## What is needed
A word-for-word restatement of the whole listing is the expected answer.

## Data in this exercise
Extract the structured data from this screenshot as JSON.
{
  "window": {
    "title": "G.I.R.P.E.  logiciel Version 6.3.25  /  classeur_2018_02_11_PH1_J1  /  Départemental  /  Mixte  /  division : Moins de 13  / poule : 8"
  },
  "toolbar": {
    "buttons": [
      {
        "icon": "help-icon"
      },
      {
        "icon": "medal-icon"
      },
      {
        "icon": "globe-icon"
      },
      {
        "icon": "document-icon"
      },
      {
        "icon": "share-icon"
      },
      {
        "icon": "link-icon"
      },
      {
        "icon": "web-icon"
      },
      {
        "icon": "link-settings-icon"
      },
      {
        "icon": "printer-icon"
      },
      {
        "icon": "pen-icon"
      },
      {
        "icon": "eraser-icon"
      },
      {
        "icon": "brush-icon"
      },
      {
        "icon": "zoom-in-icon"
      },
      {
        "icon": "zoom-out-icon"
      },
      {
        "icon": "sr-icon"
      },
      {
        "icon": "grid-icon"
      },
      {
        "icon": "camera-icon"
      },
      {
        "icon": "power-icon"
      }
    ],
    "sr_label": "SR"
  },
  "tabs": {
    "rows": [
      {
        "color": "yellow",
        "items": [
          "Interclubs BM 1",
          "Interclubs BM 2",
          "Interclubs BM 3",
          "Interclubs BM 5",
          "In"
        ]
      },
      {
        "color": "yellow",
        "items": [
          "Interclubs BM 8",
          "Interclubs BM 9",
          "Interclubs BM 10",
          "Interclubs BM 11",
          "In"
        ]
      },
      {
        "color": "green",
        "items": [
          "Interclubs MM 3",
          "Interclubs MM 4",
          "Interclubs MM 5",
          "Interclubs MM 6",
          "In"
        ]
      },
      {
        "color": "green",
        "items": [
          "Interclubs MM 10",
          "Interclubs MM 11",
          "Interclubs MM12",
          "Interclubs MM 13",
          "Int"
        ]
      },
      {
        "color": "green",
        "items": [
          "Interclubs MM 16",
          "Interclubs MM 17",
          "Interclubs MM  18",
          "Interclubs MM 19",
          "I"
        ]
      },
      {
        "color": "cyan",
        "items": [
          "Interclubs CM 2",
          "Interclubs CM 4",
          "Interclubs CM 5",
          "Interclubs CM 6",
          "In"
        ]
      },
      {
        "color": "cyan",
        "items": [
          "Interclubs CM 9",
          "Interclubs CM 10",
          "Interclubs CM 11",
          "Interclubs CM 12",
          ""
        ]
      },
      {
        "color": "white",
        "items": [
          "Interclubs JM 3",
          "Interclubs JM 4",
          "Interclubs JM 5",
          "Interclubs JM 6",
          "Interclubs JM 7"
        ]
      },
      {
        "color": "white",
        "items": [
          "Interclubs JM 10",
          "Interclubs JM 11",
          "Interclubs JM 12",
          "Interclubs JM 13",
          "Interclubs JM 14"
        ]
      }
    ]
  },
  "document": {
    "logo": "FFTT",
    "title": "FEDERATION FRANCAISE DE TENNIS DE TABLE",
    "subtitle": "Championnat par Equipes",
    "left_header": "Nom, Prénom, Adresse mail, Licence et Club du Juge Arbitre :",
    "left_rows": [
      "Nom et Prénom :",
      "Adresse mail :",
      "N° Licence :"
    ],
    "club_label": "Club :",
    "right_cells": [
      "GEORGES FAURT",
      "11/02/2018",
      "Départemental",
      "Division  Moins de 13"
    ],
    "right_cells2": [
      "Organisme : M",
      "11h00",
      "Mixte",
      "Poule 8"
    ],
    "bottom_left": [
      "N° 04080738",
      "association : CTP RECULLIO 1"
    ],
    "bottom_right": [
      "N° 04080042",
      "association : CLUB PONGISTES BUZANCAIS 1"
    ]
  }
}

## Answer area
Extract the structured data from this screenshot as JSON.
{
  "window": {
    "title": "G.I.R.P.E.  logiciel Version 6.3.25  /  classeur_2018_02_11_PH1_J1  /  Départemental  /  Mixte  /  division : Moins de 13  / poule : 8"
  },
  "toolbar": {
    "buttons": [
      {
        "icon": "help-icon"
      },
      {
        "icon": "medal-icon"
      },
      {
        "icon": "globe-icon"
      },
      {
        "icon": "document-icon"
      },
      {
        "icon": "share-icon"
      },
      {
        "icon": "link-icon"
      },
      {
        "icon": "web-icon"
      },
      {
        "icon": "link-settings-icon"
      },
      {
        "icon": "printer-icon"
      },
      {
        "icon": "pen-icon"
      },
      {
        "icon": "eraser-icon"
      },
      {
        "icon": "brush-icon"
      },
      {
        "icon": "zoom-in-icon"
      },
      {
        "icon": "zoom-out-icon"
      },
      {
        "icon": "sr-icon"
      },
      {
        "icon": "grid-icon"
      },
      {
        "icon": "camera-icon"
      },
      {
        "icon": "power-icon"
      }
    ],
    "sr_label": "SR"
  },
  "tabs": {
    "rows": [
      {
        "color": "yellow",
        "items": [
          "Interclubs BM 1",
          "Interclubs BM 2",
          "Interclubs BM 3",
          "Interclubs BM 5",
          "In"
        ]
      },
      {
        "color": "yellow",
        "items": [
          "Interclubs BM 8",
          "Interclubs BM 9",
          "Interclubs BM 10",
          "Interclubs BM 11",
          "In"
        ]
      },
      {
        "color": "green",
        "items": [
          "Interclubs MM 3",
          "Interclubs MM 4",
          "Interclubs MM 5",
          "Interclubs MM 6",
          "In"
        ]
      },
      {
        "color": "green",
        "items": [
          "Interclubs MM 10",
          "Interclubs MM 11",
          "Interclubs MM12",
          "Interclubs MM 13",
          "Int"
        ]
      },
      {
        "color": "green",
        "items": [
          "Interclubs MM 16",
          "Interclubs MM 17",
          "Interclubs MM  18",
          "Interclubs MM 19",
          "I"
        ]
      },
      {
        "color": "cyan",
        "items": [
          "Interclubs CM 2",
          "Interclubs CM 4",
          "Interclubs CM 5",
          "Interclubs CM 6",
          "In"
        ]
      },
      {
        "color": "cyan",
        "items": [
          "Interclubs CM 9",
          "Interclubs CM 10",
          "Interclubs CM 11",
          "Interclubs CM 12",
          ""
        ]
      },
      {
        "color": "white",
        "items": [
          "Interclubs JM 3",
          "Interclubs JM 4",
          "Interclubs JM 5",
          "Interclubs JM 6",
          "Interclubs JM 7"
        ]
      },
      {
        "color": "white",
        "items": [
          "Interclubs JM 10",
          "Interclubs JM 11",
          "Interclubs JM 12",
          "Interclubs JM 13",
          "Interclubs JM 14"
        ]
      }
    ]
  },
  "document": {
    "logo": "FFTT",
    "title": "FEDERATION FRANCAISE DE TENNIS DE TABLE",
    "subtitle": "Championnat par Equipes",
    "left_header": "Nom, Prénom, Adresse mail, Licence et Club du Juge Arbitre :",
    "left_rows": [
      "Nom et Prénom :",
      "Adresse mail :",
      "N° Licence :"
    ],
    "club_label": "Club :",
    "right_cells": [
      "GEORGES FAURT",
      "11/02/2018",
      "Départemental",
      "Division  Moins de 13"
    ],
    "right_cells2": [
      "Organisme : M",
      "11h00",
      "Mixte",
      "Poule 8"
    ],
    "bottom_left": [
      "N° 04080738",
      "association : CTP RECULLIO 1"
    ],
    "bottom_right": [
      "N° 04080042",
      "association : CLUB PONGISTES BUZANCAIS 1"
    ]
  }
}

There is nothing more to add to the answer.